- Consumer protection and safeguards against market manipulation and financial crime
- Significant crypto-assets service providers (CASPs) to disclose their energy consumption
The new rules will introduce provisions on supervision, consumer protection and environmental safeguards for crypto-assets, including cryptocurrencies.
On Thursday evening, the Economic and Monetary Affairs Committee negotiators struck a provisional political agreement with the Council on new rules on crypto-assets (MiCA).
Key provisions agreed by negotiators for those issuing and trading crypto-assets (including asset-reference tokens and e-money tokens) cover transparency, disclosure, authorisation and supervision of transactions. Consumers would be better informed about risks, costs and charges. In addition, the new legal framework will support market integrity and financial stability by regulating public offers of crypto-assets. Finally, the agreed text includes measures against market manipulation and preventing money laundering, terrorist financing and other criminal activities.
Scope and anti-money laundering provisions
Negotiators decided that MiCA will cover crypto-assets that are not regulated by the existing financial services legislation. ESMA will be tasked with providing guidelines in this respect.
To counter money-laundering risks the European Securities and Markets Authority (ESMA) should set up a public register for non-compliant CASPs that provide services in the European Union without authorization.
Non-Fungible Tokens (NFT) are unique and unlike cryptocurrencies they are not traded or exchanged at equivalency.
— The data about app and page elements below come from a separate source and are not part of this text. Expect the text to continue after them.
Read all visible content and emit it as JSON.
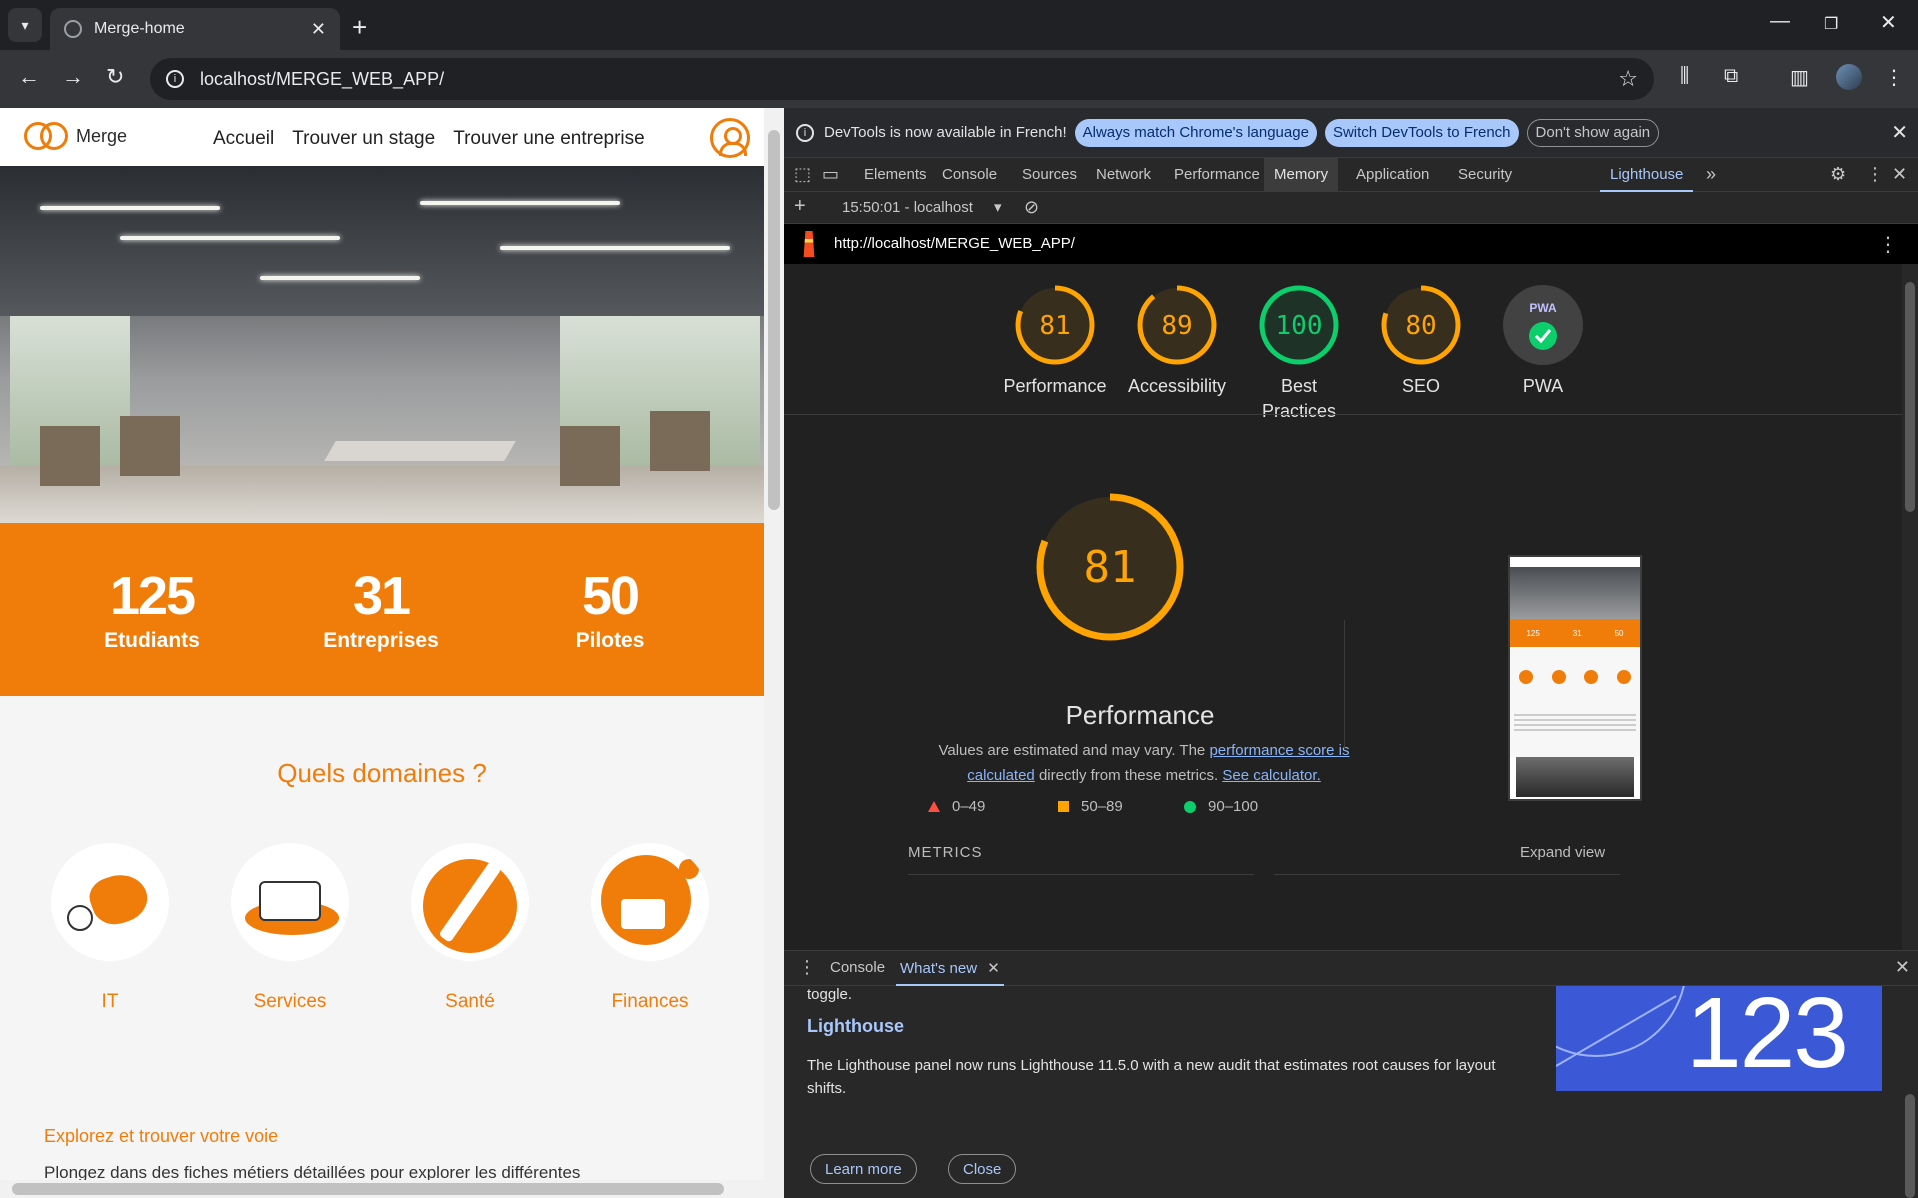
{
  "browser": {
    "tab_title": "Merge-home",
    "url": "localhost/MERGE_WEB_APP/"
  },
  "site": {
    "logo_text": "Merge",
    "nav": [
      "Accueil",
      "Trouver un stage",
      "Trouver une entreprise"
    ],
    "stats": [
      {
        "value": "125",
        "label": "Etudiants"
      },
      {
        "value": "31",
        "label": "Entreprises"
      },
      {
        "value": "50",
        "label": "Pilotes"
      }
    ],
    "domains_title": "Quels domaines ?",
    "domains": [
      "IT",
      "Services",
      "Santé",
      "Finances"
    ],
    "explore_title": "Explorez et trouver votre voie",
    "explore_text": "Plongez dans des fiches métiers détaillées pour explorer les différentes"
  },
  "devtools": {
    "infobar": {
      "message": "DevTools is now available in French!",
      "btn_match": "Always match Chrome's language",
      "btn_switch": "Switch DevTools to French",
      "btn_dont_show": "Don't show again"
    },
    "tabs": [
      "Elements",
      "Console",
      "Sources",
      "Network",
      "Performance",
      "Memory",
      "Application",
      "Security",
      "Lighthouse"
    ],
    "report_selector": "15:50:01 - localhost",
    "report_url": "http://localhost/MERGE_WEB_APP/",
    "scores": [
      {
        "value": 81,
        "label": "Performance",
        "color": "#ffa400"
      },
      {
        "value": 89,
        "label": "Accessibility",
        "color": "#ffa400"
      },
      {
        "value": 100,
        "label": "Best Practices",
        "color": "#0cce6b"
      },
      {
        "value": 80,
        "label": "SEO",
        "color": "#ffa400"
      }
    ],
    "pwa_label": "PWA",
    "pwa_badge": "PWA",
    "main_score": {
      "value": 81,
      "label": "Performance",
      "color": "#ffa400"
    },
    "perf_desc_1": "Values are estimated and may vary. The",
    "perf_desc_link1": "performance score is calculated",
    "perf_desc_2": "directly from these metrics.",
    "perf_desc_link2": "See calculator.",
    "legend": [
      "0–49",
      "50–89",
      "90–100"
    ],
    "metrics_title": "METRICS",
    "expand_view": "Expand view",
    "screenshot_stats": [
      "125",
      "31",
      "50"
    ]
  },
  "drawer": {
    "tabs": [
      "Console",
      "What's new"
    ],
    "toggle_text": "toggle.",
    "title": "Lighthouse",
    "text": "The Lighthouse panel now runs Lighthouse 11.5.0 with a new audit that estimates root causes for layout shifts.",
    "image_number": "123",
    "learn_more": "Learn more",
    "close": "Close"
  },
  "colors": {
    "brand_orange": "#f07c0a",
    "score_average": "#ffa400",
    "score_pass": "#0cce6b",
    "score_fail": "#ff4e42"
  }
}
All sorts of NFTs offered to the public at a fixed price, such as cinema tickets, digital collectibles from clothing brands or in-game items in computer games will be exempt from the scope of MiCA. However, dependant of their development the rules envisage a re-classification of NFTs either as a financial instrument or as a crypto asset subject to MiCA.
To reduce the high carbon footprint of crypto-currencies, particularly of the mechanisms used to validate transactions, significant CASPs will have to disclose their energy consumption. ESMA should prepare regulatory technical standards on these obligations to provide the market with clear guidance on how such disclosures should be carried out. CASPs should make publicly available, in a prominent place on their website, information on their environmental and climate impact and forward this information to their national competent authority, which will inform ESMA.
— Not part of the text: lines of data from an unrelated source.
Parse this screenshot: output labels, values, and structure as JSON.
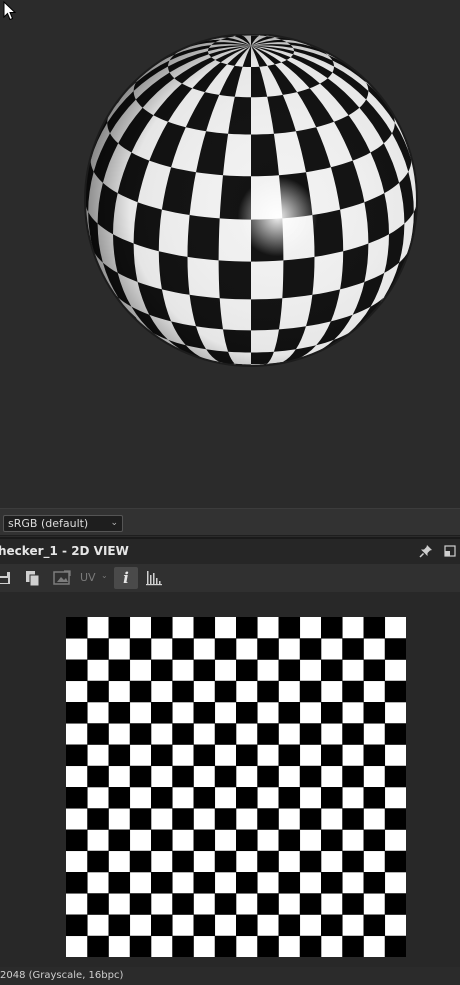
{
  "viewport": {
    "cursor_icon": "arrow-cursor-icon",
    "sphere_preview": "checker-sphere"
  },
  "colorspace": {
    "selected": "sRGB (default)"
  },
  "panel": {
    "title": "hecker_1 - 2D VIEW",
    "pin_icon": "pin-icon",
    "maximize_icon": "maximize-icon"
  },
  "toolbar": {
    "icons": [
      "save-icon",
      "copy-icon",
      "image-refresh-icon",
      "info-icon",
      "histogram-icon"
    ],
    "uv_label": "UV",
    "info_label": "i"
  },
  "view2d": {
    "checker_columns": 16,
    "checker_rows": 16
  },
  "status": {
    "text": "2048 (Grayscale, 16bpc)"
  },
  "colors": {
    "background": "#2b2b2b",
    "panel": "#262626",
    "toolbar": "#303030",
    "checker_dark": "#000000",
    "checker_light": "#ffffff"
  }
}
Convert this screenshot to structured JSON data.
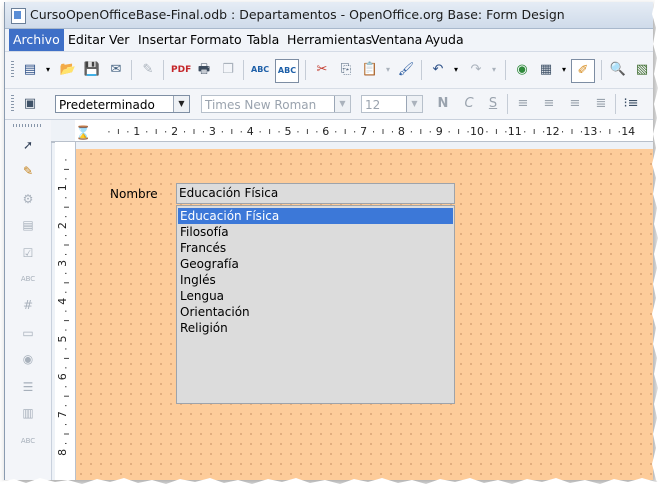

Stefan Berger (EPP, DE), the lead MEP, said: "MiCA is a European success. We are the first continent to have a crypto-asset regulation. In the Wild West of the crypto-world, MiCA will be a global standard setter. MiCA will ensure a harmonised market, provide legal certainty for crypto-asset issuers, guarantee a level playing field for service providers and ensure high standards for costumer protection. Tokenisation will be as ground breaking for the financial world as the introduction of the joint market was in the 17th century. With the MiCA regulation, reliable authorisation and supervisory structures for new tokens are now being created for the first time."
The provisional political agreement reached by the EP negotiating team will now have to be approved first by the Economic and Monetary Affairs Committee, followed by a plenary vote. The Council also has to approve the deal, before it can come into force.